- Aim of the task: For the word "Тооцоо", return each line of the data in which it occurs.

- Given entries:

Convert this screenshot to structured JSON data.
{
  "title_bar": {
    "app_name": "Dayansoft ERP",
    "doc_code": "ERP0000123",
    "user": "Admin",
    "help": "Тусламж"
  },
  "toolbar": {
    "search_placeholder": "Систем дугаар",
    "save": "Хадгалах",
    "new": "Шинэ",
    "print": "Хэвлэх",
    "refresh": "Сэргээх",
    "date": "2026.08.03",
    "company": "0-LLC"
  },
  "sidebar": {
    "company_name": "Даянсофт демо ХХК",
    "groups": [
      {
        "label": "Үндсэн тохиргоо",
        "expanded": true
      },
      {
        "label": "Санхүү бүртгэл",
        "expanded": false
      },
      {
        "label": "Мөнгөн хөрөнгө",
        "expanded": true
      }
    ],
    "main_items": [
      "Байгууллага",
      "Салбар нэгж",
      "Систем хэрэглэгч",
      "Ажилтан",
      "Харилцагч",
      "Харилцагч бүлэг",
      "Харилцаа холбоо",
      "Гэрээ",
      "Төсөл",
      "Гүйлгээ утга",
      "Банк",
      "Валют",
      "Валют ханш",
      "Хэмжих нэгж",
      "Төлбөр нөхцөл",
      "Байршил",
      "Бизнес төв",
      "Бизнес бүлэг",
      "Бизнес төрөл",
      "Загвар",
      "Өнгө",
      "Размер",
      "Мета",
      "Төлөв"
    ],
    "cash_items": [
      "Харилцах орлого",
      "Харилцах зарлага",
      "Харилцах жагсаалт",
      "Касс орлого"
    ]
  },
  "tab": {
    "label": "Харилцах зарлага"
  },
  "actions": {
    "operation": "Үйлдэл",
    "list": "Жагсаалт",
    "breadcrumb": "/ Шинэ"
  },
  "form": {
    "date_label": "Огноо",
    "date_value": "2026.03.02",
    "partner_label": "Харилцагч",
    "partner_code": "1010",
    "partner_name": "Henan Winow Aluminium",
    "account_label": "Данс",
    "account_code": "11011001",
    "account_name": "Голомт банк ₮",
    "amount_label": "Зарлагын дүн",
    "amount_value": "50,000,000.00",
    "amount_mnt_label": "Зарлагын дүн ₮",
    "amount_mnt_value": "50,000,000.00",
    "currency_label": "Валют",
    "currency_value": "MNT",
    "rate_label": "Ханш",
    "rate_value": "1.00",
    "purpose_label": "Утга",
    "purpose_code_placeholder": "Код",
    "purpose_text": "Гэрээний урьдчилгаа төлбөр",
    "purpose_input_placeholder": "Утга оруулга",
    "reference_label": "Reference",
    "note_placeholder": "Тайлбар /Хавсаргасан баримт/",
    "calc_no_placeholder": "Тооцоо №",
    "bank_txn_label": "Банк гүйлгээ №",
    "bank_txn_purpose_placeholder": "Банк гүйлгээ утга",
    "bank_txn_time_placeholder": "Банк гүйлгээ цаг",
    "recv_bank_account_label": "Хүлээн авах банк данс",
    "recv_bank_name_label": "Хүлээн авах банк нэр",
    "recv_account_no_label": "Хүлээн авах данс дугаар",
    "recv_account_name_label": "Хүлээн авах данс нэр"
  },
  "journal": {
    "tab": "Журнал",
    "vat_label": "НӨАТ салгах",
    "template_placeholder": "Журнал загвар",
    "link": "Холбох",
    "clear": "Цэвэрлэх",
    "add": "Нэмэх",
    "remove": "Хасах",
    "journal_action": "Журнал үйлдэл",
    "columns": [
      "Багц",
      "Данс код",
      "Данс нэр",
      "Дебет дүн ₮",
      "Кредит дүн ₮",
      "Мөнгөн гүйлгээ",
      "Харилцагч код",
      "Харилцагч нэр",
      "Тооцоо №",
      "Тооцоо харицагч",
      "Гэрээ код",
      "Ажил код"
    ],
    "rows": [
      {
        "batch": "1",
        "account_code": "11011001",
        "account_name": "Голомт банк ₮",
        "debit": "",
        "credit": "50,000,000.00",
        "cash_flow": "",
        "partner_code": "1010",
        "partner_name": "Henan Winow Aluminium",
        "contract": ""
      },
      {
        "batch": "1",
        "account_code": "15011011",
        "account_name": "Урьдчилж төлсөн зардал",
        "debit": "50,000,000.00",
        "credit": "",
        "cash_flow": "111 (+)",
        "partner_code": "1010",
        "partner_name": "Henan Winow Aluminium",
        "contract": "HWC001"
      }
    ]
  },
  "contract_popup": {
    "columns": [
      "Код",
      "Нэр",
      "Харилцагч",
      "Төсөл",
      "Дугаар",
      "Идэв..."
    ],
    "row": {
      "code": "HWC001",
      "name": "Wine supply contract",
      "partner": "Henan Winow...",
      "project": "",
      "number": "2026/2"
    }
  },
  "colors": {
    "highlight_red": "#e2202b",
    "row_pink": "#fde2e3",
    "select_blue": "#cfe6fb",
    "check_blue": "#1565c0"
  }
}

- Task solution:
    "calc_no_placeholder": "Тооцоо №",
      "Тооцоо №",
      "Тооцоо харицагч",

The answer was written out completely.